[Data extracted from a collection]
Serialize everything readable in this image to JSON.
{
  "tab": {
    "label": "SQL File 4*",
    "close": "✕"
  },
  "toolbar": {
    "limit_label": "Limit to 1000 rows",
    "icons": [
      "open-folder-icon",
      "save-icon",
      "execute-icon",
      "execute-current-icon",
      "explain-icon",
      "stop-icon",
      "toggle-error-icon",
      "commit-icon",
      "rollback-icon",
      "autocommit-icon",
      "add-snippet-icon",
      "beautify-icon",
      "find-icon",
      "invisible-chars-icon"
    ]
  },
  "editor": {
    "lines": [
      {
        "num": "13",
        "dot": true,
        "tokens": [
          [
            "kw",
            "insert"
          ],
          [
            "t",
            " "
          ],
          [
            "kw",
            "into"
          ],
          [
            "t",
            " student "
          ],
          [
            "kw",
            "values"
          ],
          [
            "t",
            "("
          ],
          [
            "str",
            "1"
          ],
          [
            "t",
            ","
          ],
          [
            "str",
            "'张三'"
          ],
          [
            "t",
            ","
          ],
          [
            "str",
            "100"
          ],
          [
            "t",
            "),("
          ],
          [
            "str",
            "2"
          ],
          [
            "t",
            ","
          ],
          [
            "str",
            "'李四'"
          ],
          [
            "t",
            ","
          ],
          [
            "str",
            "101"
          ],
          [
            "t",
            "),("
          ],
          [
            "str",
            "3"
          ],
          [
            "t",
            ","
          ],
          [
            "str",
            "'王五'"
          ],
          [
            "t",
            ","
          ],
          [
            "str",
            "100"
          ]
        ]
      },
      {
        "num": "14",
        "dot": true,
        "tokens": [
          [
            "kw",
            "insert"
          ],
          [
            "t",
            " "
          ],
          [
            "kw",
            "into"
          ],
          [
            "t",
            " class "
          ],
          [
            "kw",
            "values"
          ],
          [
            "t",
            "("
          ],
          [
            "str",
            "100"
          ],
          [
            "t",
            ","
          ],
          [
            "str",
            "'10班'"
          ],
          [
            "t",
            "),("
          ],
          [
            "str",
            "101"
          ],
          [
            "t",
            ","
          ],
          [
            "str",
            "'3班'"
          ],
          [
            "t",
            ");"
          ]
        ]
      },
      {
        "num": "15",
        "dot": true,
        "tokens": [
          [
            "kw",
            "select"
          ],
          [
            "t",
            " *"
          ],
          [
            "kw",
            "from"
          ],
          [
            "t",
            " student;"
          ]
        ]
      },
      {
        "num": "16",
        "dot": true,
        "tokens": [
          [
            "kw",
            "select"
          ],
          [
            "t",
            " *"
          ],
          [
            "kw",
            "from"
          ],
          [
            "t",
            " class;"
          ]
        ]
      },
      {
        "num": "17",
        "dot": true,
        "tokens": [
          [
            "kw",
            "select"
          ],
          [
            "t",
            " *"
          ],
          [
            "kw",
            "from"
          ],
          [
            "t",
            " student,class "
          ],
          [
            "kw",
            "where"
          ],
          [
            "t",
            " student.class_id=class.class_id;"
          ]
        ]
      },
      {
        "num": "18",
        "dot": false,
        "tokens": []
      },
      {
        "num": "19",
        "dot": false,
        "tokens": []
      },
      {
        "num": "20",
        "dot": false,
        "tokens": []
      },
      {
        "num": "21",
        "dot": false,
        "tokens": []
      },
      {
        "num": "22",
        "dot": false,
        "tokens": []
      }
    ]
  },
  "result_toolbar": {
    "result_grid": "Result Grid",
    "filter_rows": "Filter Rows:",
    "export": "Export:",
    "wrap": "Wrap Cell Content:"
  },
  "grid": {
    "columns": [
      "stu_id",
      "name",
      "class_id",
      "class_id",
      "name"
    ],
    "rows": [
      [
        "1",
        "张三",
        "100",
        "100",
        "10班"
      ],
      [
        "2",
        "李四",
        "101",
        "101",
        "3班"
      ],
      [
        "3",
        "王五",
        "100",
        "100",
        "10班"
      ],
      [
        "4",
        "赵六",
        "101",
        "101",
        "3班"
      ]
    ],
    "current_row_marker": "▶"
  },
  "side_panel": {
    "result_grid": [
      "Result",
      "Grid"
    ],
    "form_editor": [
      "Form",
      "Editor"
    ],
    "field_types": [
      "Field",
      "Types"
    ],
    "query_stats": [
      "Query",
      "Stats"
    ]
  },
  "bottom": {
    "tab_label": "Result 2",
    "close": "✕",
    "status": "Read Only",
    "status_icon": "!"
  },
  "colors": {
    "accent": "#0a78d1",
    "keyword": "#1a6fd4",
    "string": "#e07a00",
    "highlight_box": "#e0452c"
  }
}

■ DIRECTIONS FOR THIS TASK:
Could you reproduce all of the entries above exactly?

■ ANSWER SECTION:
Serialize everything readable in this image to JSON.
{
  "tab": {
    "label": "SQL File 4*",
    "close": "✕"
  },
  "toolbar": {
    "limit_label": "Limit to 1000 rows",
    "icons": [
      "open-folder-icon",
      "save-icon",
      "execute-icon",
      "execute-current-icon",
      "explain-icon",
      "stop-icon",
      "toggle-error-icon",
      "commit-icon",
      "rollback-icon",
      "autocommit-icon",
      "add-snippet-icon",
      "beautify-icon",
      "find-icon",
      "invisible-chars-icon"
    ]
  },
  "editor": {
    "lines": [
      {
        "num": "13",
        "dot": true,
        "tokens": [
          [
            "kw",
            "insert"
          ],
          [
            "t",
            " "
          ],
          [
            "kw",
            "into"
          ],
          [
            "t",
            " student "
          ],
          [
            "kw",
            "values"
          ],
          [
            "t",
            "("
          ],
          [
            "str",
            "1"
          ],
          [
            "t",
            ","
          ],
          [
            "str",
            "'张三'"
          ],
          [
            "t",
            ","
          ],
          [
            "str",
            "100"
          ],
          [
            "t",
            "),("
          ],
          [
            "str",
            "2"
          ],
          [
            "t",
            ","
          ],
          [
            "str",
            "'李四'"
          ],
          [
            "t",
            ","
          ],
          [
            "str",
            "101"
          ],
          [
            "t",
            "),("
          ],
          [
            "str",
            "3"
          ],
          [
            "t",
            ","
          ],
          [
            "str",
            "'王五'"
          ],
          [
            "t",
            ","
          ],
          [
            "str",
            "100"
          ]
        ]
      },
      {
        "num": "14",
        "dot": true,
        "tokens": [
          [
            "kw",
            "insert"
          ],
          [
            "t",
            " "
          ],
          [
            "kw",
            "into"
          ],
          [
            "t",
            " class "
          ],
          [
            "kw",
            "values"
          ],
          [
            "t",
            "("
          ],
          [
            "str",
            "100"
          ],
          [
            "t",
            ","
          ],
          [
            "str",
            "'10班'"
          ],
          [
            "t",
            "),("
          ],
          [
            "str",
            "101"
          ],
          [
            "t",
            ","
          ],
          [
            "str",
            "'3班'"
          ],
          [
            "t",
            ");"
          ]
        ]
      },
      {
        "num": "15",
        "dot": true,
        "tokens": [
          [
            "kw",
            "select"
          ],
          [
            "t",
            " *"
          ],
          [
            "kw",
            "from"
          ],
          [
            "t",
            " student;"
          ]
        ]
      },
      {
        "num": "16",
        "dot": true,
        "tokens": [
          [
            "kw",
            "select"
          ],
          [
            "t",
            " *"
          ],
          [
            "kw",
            "from"
          ],
          [
            "t",
            " class;"
          ]
        ]
      },
      {
        "num": "17",
        "dot": true,
        "tokens": [
          [
            "kw",
            "select"
          ],
          [
            "t",
            " *"
          ],
          [
            "kw",
            "from"
          ],
          [
            "t",
            " student,class "
          ],
          [
            "kw",
            "where"
          ],
          [
            "t",
            " student.class_id=class.class_id;"
          ]
        ]
      },
      {
        "num": "18",
        "dot": false,
        "tokens": []
      },
      {
        "num": "19",
        "dot": false,
        "tokens": []
      },
      {
        "num": "20",
        "dot": false,
        "tokens": []
      },
      {
        "num": "21",
        "dot": false,
        "tokens": []
      },
      {
        "num": "22",
        "dot": false,
        "tokens": []
      }
    ]
  },
  "result_toolbar": {
    "result_grid": "Result Grid",
    "filter_rows": "Filter Rows:",
    "export": "Export:",
    "wrap": "Wrap Cell Content:"
  },
  "grid": {
    "columns": [
      "stu_id",
      "name",
      "class_id",
      "class_id",
      "name"
    ],
    "rows": [
      [
        "1",
        "张三",
        "100",
        "100",
        "10班"
      ],
      [
        "2",
        "李四",
        "101",
        "101",
        "3班"
      ],
      [
        "3",
        "王五",
        "100",
        "100",
        "10班"
      ],
      [
        "4",
        "赵六",
        "101",
        "101",
        "3班"
      ]
    ],
    "current_row_marker": "▶"
  },
  "side_panel": {
    "result_grid": [
      "Result",
      "Grid"
    ],
    "form_editor": [
      "Form",
      "Editor"
    ],
    "field_types": [
      "Field",
      "Types"
    ],
    "query_stats": [
      "Query",
      "Stats"
    ]
  },
  "bottom": {
    "tab_label": "Result 2",
    "close": "✕",
    "status": "Read Only",
    "status_icon": "!"
  },
  "colors": {
    "accent": "#0a78d1",
    "keyword": "#1a6fd4",
    "string": "#e07a00",
    "highlight_box": "#e0452c"
  }
}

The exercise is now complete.